*Exercise prompt*: In which lines of the data does the string "image" appear? Copy every one.

*** Dataset excerpts Section Begins ***

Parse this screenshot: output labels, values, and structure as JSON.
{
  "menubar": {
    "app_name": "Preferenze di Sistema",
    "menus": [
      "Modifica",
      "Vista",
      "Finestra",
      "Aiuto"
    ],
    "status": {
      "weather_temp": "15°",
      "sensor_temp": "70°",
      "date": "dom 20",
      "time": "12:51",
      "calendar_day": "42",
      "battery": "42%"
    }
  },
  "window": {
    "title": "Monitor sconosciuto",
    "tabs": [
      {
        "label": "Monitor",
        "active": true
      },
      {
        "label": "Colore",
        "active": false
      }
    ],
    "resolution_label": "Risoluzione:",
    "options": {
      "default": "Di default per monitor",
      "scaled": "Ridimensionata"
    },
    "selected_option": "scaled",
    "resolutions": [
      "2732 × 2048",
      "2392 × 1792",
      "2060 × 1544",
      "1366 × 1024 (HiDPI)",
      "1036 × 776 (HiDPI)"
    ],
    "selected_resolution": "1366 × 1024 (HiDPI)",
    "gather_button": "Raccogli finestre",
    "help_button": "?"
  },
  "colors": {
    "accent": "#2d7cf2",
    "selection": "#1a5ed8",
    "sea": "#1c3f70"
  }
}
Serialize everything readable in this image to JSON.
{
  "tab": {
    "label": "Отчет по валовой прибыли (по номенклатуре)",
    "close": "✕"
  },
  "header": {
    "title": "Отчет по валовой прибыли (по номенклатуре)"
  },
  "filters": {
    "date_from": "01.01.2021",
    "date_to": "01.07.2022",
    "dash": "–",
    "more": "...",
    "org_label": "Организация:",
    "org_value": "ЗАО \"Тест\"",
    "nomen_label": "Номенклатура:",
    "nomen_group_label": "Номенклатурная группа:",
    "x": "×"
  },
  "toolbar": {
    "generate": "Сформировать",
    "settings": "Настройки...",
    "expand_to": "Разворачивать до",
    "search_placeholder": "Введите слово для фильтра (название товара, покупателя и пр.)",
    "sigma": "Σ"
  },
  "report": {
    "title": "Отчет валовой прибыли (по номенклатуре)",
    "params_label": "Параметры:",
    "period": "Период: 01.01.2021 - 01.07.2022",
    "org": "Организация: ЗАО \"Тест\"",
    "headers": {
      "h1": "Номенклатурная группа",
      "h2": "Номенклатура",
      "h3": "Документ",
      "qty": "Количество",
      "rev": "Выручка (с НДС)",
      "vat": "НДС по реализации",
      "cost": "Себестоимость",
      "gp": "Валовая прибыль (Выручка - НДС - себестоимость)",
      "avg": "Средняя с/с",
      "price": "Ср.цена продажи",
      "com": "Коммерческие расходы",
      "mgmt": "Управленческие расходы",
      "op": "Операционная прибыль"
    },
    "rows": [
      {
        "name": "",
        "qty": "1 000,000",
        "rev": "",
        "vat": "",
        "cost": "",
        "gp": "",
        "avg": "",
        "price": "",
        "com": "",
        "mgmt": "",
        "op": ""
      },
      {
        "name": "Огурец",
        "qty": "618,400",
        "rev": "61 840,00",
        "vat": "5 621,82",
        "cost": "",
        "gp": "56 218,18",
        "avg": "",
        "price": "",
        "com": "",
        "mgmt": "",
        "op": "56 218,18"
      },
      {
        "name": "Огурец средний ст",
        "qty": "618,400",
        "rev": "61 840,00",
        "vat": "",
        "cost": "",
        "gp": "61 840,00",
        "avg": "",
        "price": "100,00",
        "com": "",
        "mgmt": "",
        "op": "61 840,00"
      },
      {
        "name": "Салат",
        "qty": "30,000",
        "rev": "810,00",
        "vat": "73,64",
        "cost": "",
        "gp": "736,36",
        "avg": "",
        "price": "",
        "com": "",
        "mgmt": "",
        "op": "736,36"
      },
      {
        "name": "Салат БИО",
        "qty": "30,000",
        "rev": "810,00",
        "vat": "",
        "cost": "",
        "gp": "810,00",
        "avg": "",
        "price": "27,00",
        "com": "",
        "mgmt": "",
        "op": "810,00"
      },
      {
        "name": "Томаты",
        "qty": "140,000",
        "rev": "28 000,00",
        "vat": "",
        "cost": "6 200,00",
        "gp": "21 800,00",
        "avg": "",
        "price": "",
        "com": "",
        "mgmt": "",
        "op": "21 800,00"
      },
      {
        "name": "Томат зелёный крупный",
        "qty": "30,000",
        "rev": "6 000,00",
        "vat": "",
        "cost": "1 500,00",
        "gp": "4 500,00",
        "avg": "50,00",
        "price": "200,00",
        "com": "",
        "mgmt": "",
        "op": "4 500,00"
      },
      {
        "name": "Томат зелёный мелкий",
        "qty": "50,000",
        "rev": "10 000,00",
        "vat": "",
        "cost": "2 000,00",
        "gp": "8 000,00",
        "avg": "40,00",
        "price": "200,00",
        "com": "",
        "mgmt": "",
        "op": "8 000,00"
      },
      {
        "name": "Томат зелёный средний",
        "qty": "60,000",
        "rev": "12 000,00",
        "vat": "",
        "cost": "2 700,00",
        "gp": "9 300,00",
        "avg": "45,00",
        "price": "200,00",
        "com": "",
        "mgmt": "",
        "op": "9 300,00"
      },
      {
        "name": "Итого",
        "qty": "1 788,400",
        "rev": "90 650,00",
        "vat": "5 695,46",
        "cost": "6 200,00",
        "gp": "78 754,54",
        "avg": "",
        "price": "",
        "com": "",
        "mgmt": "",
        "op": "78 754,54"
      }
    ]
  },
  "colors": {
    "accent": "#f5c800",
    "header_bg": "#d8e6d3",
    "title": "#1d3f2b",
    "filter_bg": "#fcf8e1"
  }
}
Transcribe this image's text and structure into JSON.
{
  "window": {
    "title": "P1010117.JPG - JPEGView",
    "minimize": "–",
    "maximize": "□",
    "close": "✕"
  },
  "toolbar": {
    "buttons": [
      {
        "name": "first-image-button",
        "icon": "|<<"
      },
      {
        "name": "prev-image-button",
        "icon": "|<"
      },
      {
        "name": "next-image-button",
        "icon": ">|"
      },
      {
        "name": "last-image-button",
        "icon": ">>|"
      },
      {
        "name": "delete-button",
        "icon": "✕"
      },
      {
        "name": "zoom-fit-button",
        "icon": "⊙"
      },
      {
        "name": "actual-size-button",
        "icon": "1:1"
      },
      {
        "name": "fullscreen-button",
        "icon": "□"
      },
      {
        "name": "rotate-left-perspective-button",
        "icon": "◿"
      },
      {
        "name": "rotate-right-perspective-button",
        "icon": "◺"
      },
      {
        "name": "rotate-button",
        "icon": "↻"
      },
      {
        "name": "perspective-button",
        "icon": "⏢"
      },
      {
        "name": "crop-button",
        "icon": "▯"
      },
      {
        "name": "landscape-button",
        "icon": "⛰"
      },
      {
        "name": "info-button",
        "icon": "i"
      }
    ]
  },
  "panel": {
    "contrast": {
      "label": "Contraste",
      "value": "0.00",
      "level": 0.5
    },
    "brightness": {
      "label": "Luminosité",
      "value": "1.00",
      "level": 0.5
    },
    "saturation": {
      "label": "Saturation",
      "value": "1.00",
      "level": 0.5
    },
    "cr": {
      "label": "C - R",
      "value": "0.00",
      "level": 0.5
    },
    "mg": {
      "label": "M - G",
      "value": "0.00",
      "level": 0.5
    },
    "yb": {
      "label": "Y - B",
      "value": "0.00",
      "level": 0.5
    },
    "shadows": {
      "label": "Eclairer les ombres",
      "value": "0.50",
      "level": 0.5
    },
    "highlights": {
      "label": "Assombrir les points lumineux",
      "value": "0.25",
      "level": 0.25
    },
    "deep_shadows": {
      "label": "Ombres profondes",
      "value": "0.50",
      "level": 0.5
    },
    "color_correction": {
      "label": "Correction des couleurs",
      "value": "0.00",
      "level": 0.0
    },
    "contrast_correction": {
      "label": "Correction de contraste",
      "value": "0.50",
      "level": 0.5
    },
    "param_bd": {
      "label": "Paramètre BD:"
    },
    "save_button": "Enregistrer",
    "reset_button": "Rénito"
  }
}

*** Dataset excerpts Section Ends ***

*Task result*:
Serialize everything readable in this image to JSON.
Transcribe this image's text and structure into JSON.
        "name": "first-image-button",
        "name": "prev-image-button",
        "name": "next-image-button",
        "name": "last-image-button",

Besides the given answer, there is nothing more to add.